[Records for processing]

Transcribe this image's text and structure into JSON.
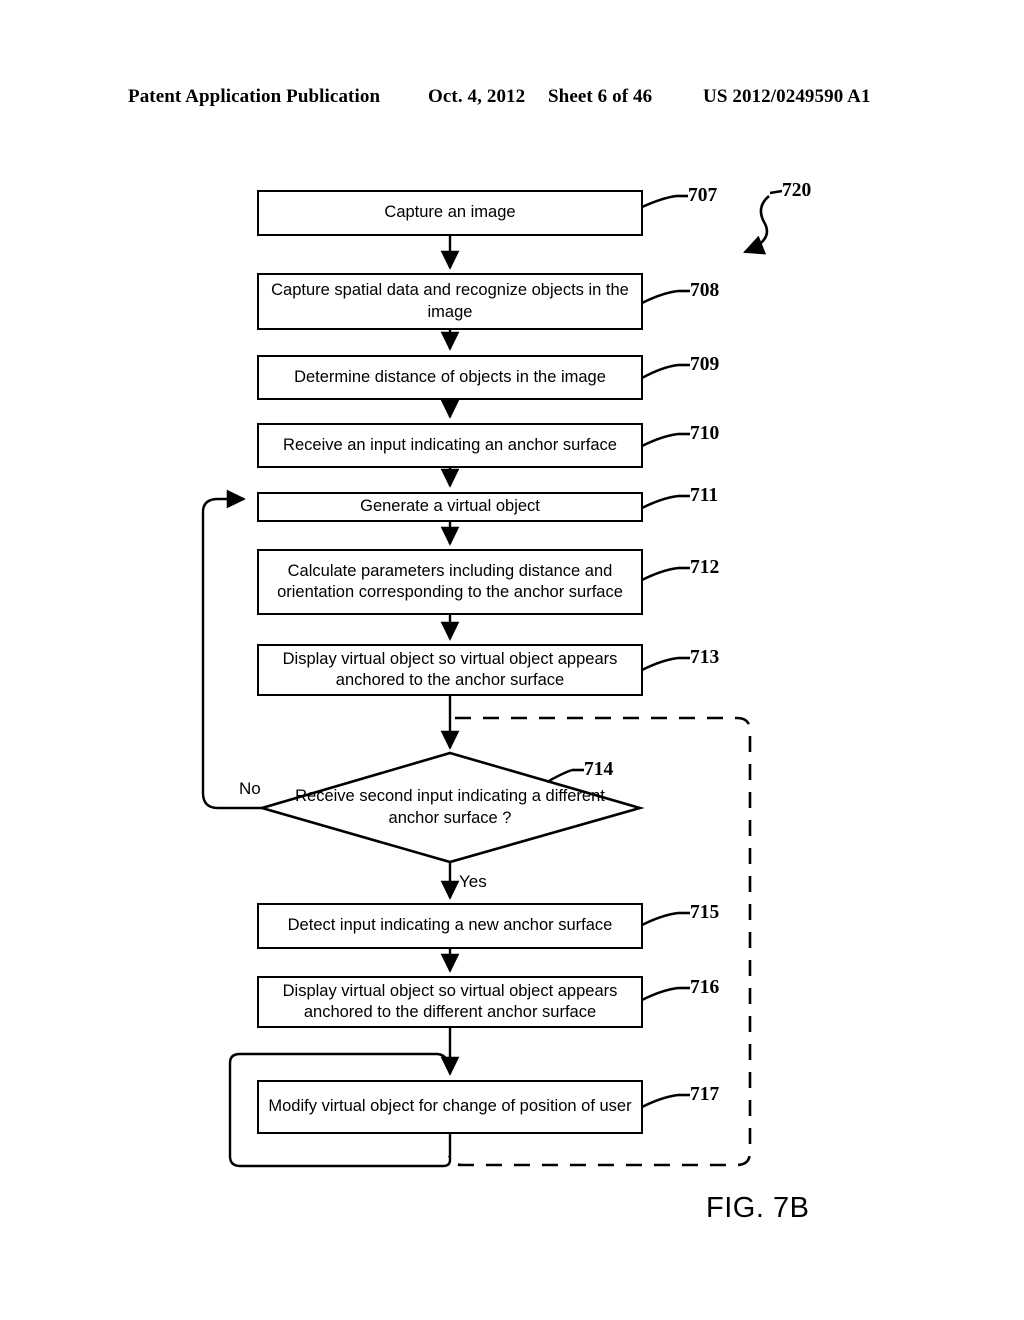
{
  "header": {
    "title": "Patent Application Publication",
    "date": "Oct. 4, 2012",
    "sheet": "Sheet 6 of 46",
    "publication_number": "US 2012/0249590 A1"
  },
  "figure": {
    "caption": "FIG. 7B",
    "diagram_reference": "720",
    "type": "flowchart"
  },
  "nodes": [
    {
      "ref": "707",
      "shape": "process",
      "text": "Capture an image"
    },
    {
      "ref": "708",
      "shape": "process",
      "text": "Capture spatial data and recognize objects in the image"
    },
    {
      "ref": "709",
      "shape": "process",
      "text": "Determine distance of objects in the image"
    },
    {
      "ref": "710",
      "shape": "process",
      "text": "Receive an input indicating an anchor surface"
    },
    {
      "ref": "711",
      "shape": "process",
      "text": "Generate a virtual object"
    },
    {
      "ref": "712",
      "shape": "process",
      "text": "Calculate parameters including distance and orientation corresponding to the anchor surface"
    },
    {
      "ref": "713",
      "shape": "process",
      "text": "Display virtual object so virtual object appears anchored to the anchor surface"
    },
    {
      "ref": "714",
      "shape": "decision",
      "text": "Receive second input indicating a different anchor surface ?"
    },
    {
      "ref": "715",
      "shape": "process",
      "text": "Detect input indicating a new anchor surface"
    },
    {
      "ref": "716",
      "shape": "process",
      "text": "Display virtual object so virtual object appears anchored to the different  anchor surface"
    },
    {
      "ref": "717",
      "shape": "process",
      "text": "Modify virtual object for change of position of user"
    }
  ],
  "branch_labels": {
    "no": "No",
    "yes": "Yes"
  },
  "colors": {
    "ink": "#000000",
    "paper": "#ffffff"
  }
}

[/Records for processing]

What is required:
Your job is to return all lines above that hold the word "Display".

Response for this exercise:
      "text": "Display virtual object so virtual object appears anchored to the anchor surface"
      "text": "Display virtual object so virtual object appears anchored to the different  anchor surface"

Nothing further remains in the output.